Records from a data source

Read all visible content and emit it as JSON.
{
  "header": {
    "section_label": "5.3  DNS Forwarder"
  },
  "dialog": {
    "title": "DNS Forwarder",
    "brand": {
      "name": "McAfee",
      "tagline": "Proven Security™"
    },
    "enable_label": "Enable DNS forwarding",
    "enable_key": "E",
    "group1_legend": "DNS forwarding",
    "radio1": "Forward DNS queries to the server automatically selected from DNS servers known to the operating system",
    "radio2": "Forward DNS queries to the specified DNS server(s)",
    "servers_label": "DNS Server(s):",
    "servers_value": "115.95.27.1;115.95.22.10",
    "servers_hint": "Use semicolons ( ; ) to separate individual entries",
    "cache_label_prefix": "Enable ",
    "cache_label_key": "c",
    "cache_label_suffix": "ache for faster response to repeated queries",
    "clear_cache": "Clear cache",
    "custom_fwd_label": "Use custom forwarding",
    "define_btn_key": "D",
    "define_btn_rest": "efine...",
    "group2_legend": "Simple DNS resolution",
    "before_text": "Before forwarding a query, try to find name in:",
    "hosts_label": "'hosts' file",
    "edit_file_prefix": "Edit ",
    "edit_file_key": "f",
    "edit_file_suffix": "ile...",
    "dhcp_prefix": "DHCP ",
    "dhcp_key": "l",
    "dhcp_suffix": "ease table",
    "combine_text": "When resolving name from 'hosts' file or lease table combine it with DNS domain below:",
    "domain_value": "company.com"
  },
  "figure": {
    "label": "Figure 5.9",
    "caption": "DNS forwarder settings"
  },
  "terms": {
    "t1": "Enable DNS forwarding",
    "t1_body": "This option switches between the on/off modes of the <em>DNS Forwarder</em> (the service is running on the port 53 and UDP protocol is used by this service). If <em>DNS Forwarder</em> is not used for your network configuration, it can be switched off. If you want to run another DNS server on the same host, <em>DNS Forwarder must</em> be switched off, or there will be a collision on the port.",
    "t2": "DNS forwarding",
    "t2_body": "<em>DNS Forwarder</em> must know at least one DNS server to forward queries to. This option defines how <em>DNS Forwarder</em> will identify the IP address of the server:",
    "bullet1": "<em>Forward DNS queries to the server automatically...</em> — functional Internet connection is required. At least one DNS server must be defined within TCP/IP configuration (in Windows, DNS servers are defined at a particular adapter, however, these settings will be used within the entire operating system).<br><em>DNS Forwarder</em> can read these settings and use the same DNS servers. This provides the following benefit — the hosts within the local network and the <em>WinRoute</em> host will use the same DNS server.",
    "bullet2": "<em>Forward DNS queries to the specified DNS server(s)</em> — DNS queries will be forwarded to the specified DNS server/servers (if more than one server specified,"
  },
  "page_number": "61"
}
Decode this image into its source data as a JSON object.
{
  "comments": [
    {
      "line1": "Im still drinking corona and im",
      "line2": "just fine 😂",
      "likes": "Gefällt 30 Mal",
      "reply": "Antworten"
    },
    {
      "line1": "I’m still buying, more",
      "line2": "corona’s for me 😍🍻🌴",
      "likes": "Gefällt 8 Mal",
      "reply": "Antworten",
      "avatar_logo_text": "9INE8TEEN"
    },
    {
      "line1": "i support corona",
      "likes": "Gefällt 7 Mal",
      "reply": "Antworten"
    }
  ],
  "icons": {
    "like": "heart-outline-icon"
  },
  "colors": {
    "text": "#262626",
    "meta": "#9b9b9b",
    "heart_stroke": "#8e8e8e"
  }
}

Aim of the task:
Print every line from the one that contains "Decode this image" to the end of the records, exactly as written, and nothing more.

Answer section:
Decode this image into its source data as a JSON object.
{
  "comments": [
    {
      "line1": "Im still drinking corona and im",
      "line2": "just fine 😂",
      "likes": "Gefällt 30 Mal",
      "reply": "Antworten"
    },
    {
      "line1": "I’m still buying, more",
      "line2": "corona’s for me 😍🍻🌴",
      "likes": "Gefällt 8 Mal",
      "reply": "Antworten",
      "avatar_logo_text": "9INE8TEEN"
    },
    {
      "line1": "i support corona",
      "likes": "Gefällt 7 Mal",
      "reply": "Antworten"
    }
  ],
  "icons": {
    "like": "heart-outline-icon"
  },
  "colors": {
    "text": "#262626",
    "meta": "#9b9b9b",
    "heart_stroke": "#8e8e8e"
  }
}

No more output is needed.